# [EXERCISE REQUIREMENTS]
Copy out each line of the entries where the word "this" is present.

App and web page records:
○ ○ ○

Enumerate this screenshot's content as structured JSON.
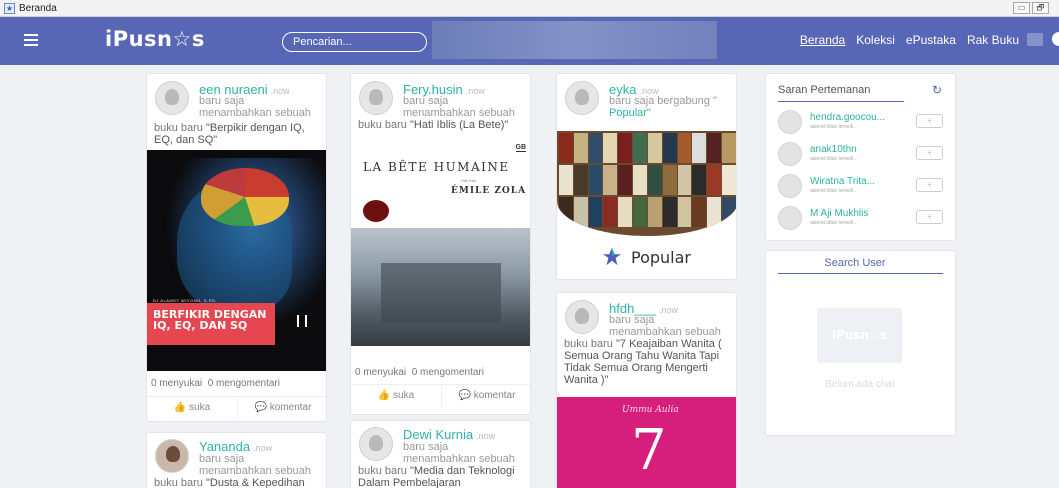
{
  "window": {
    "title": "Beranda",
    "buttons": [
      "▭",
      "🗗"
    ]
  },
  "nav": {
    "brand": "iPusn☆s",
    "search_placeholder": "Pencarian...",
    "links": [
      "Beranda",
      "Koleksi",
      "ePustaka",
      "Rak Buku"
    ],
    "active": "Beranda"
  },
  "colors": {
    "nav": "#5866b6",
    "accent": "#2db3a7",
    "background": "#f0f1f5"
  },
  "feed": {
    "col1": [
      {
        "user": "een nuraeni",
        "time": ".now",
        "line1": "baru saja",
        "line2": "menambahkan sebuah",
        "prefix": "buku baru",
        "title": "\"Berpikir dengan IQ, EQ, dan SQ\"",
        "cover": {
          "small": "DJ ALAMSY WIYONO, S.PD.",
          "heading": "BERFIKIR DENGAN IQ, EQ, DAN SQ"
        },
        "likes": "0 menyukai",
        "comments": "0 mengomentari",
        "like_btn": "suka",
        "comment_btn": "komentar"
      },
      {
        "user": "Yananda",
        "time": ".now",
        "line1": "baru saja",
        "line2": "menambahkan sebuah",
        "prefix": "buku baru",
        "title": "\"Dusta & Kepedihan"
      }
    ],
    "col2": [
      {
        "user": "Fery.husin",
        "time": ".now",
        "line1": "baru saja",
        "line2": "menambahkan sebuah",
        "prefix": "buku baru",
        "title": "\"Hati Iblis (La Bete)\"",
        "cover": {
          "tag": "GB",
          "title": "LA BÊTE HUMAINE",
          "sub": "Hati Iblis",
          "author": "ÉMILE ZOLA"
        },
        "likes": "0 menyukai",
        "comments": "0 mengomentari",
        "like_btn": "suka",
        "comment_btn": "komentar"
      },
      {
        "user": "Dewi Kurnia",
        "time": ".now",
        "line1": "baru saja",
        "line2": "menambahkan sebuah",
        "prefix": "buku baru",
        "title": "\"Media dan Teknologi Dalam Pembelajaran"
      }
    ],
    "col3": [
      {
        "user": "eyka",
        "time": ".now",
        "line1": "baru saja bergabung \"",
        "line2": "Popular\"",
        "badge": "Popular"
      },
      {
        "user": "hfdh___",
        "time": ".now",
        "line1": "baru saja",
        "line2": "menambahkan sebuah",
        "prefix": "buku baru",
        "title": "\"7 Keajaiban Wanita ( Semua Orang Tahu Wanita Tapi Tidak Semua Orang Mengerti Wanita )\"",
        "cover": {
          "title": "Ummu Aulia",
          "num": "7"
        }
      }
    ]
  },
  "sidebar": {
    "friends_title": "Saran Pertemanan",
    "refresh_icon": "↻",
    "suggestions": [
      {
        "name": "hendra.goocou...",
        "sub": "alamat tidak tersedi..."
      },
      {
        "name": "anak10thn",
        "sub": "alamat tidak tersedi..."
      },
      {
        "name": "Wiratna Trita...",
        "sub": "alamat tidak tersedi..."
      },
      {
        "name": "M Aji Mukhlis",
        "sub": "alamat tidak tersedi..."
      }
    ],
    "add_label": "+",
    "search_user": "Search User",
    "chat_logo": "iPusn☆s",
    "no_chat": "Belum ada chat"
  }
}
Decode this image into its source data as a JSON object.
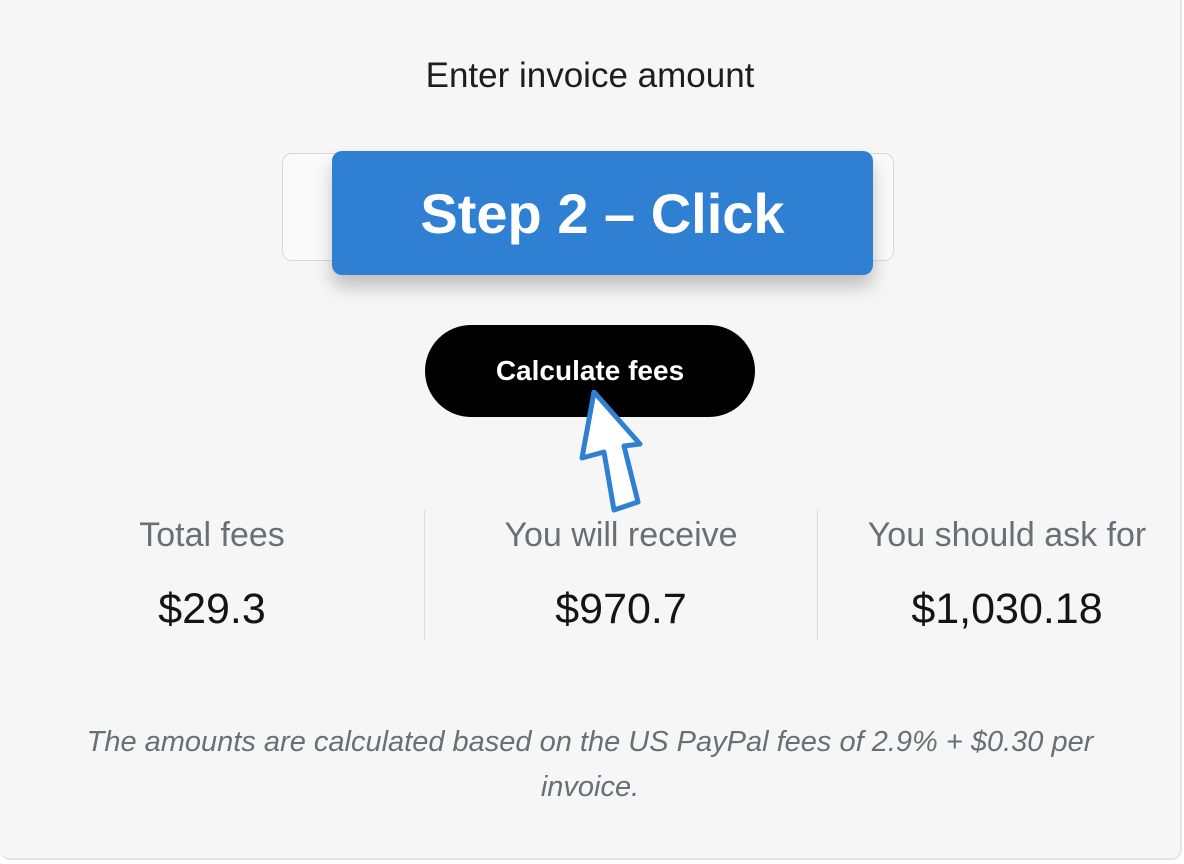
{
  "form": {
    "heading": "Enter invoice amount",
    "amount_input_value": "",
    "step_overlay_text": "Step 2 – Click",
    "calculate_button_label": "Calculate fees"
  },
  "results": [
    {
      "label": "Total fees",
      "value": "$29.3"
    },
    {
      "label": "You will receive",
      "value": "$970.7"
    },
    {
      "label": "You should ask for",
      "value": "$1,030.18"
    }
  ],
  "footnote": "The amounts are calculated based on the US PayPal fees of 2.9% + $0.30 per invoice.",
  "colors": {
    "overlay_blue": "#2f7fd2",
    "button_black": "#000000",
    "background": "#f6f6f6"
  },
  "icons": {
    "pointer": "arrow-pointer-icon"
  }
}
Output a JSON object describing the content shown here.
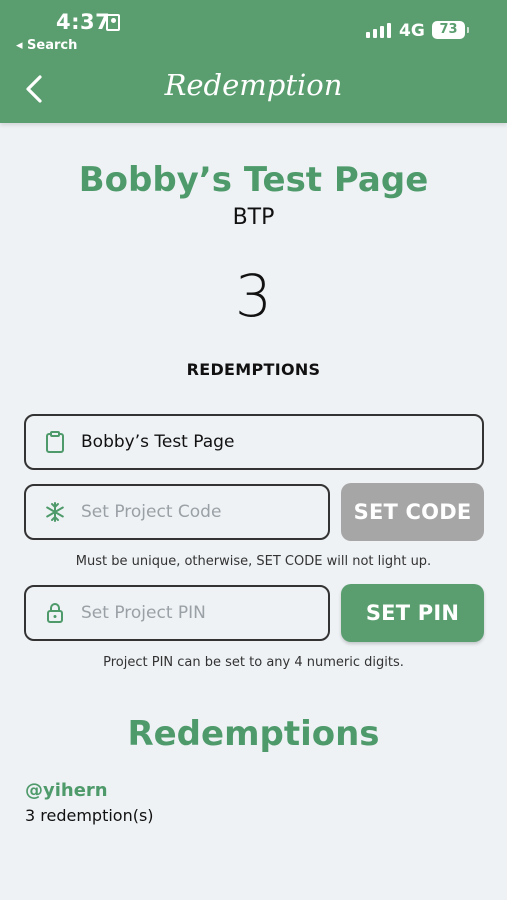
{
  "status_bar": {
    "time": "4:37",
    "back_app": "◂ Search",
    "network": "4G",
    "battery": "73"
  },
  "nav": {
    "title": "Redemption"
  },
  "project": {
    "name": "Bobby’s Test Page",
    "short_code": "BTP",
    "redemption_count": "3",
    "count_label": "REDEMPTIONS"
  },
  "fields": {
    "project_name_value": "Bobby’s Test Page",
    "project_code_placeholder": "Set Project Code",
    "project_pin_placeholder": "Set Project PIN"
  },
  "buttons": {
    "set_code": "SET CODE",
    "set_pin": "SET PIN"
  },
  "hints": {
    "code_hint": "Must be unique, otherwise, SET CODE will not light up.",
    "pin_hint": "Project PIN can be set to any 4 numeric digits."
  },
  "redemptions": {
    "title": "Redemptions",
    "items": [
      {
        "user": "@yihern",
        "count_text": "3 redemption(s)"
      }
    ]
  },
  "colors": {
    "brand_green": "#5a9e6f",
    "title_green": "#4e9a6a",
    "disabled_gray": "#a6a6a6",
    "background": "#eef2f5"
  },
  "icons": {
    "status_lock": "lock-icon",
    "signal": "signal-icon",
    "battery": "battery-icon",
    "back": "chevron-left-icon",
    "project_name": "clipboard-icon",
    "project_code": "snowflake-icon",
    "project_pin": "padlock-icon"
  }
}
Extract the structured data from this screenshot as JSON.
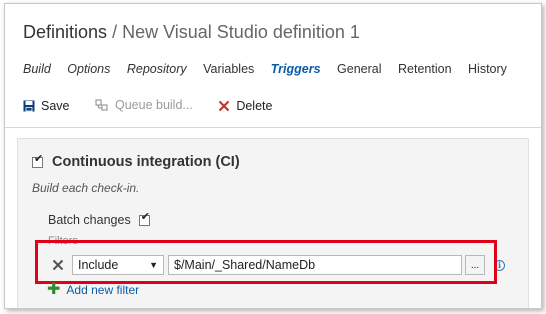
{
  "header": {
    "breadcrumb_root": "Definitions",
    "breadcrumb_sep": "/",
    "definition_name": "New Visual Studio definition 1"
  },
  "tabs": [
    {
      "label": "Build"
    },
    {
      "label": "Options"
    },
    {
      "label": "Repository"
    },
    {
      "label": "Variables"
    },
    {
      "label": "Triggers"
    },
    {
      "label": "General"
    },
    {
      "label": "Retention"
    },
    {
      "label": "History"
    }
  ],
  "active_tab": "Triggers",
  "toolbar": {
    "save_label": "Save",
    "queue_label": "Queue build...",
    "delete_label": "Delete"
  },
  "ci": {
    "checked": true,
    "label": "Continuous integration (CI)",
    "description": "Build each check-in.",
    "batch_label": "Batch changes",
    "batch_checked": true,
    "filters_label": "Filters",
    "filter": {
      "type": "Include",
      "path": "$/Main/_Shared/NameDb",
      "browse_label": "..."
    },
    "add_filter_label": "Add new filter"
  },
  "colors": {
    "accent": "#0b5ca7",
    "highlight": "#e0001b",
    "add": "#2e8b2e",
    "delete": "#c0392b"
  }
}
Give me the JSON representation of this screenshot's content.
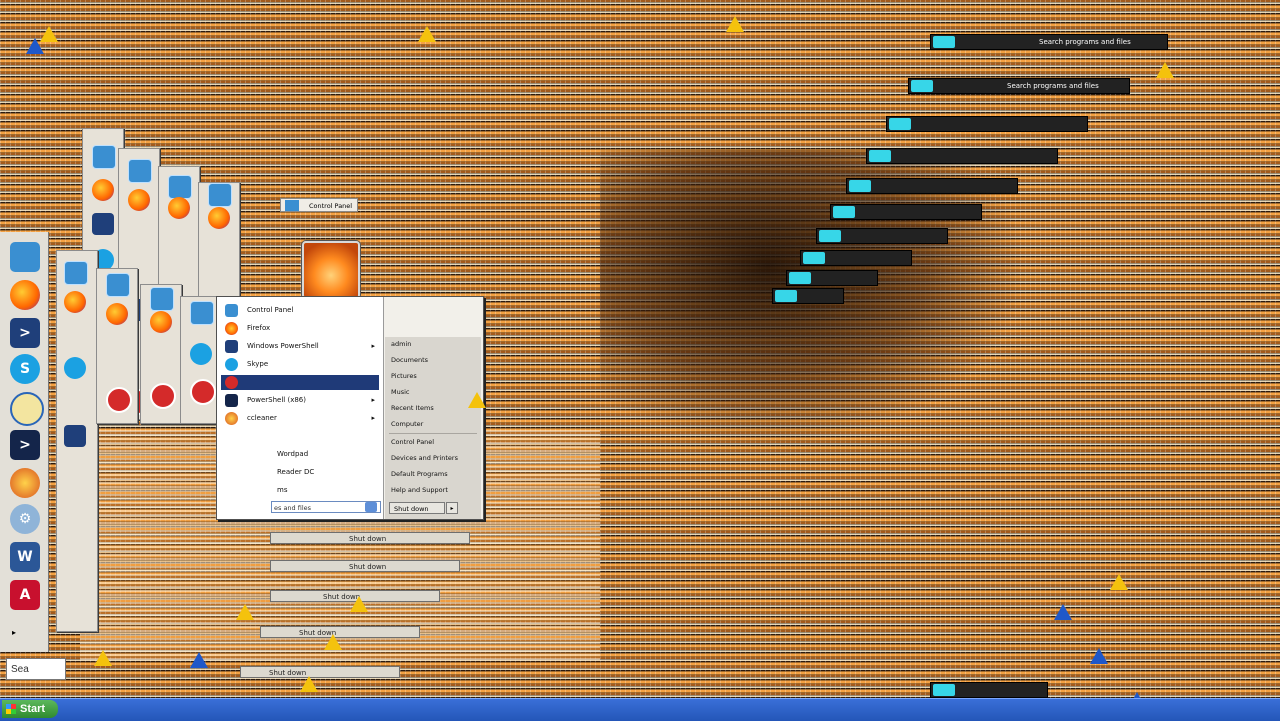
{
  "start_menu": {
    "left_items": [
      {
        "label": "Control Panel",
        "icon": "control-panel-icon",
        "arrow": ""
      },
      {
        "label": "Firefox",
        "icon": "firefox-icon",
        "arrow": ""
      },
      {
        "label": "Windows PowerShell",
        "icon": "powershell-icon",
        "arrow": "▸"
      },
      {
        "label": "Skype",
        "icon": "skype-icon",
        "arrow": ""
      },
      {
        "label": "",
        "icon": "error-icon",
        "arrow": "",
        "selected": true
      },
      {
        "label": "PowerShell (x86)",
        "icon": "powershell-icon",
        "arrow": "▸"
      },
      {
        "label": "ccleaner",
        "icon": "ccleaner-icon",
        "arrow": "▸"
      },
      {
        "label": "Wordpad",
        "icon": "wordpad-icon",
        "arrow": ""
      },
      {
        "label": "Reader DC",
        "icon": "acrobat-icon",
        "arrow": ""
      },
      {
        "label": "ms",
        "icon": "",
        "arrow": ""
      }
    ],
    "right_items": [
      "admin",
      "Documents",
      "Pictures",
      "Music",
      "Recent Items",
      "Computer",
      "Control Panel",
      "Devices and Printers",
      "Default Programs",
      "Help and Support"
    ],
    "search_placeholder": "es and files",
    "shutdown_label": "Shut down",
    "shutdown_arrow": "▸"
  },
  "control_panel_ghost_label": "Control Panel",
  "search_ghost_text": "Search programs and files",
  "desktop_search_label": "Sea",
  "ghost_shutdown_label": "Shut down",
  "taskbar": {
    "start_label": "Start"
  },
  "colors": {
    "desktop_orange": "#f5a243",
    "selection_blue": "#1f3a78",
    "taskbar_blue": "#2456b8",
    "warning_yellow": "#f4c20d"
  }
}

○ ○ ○

# [COMPLETED EXERCISE]
Enumerate this screenshot's content as structured JSON.
Decode this image into its source data as a JSON object.
Extract the structured data from this screenshot as JSON.
Give me the JSON representation of this screenshot's content.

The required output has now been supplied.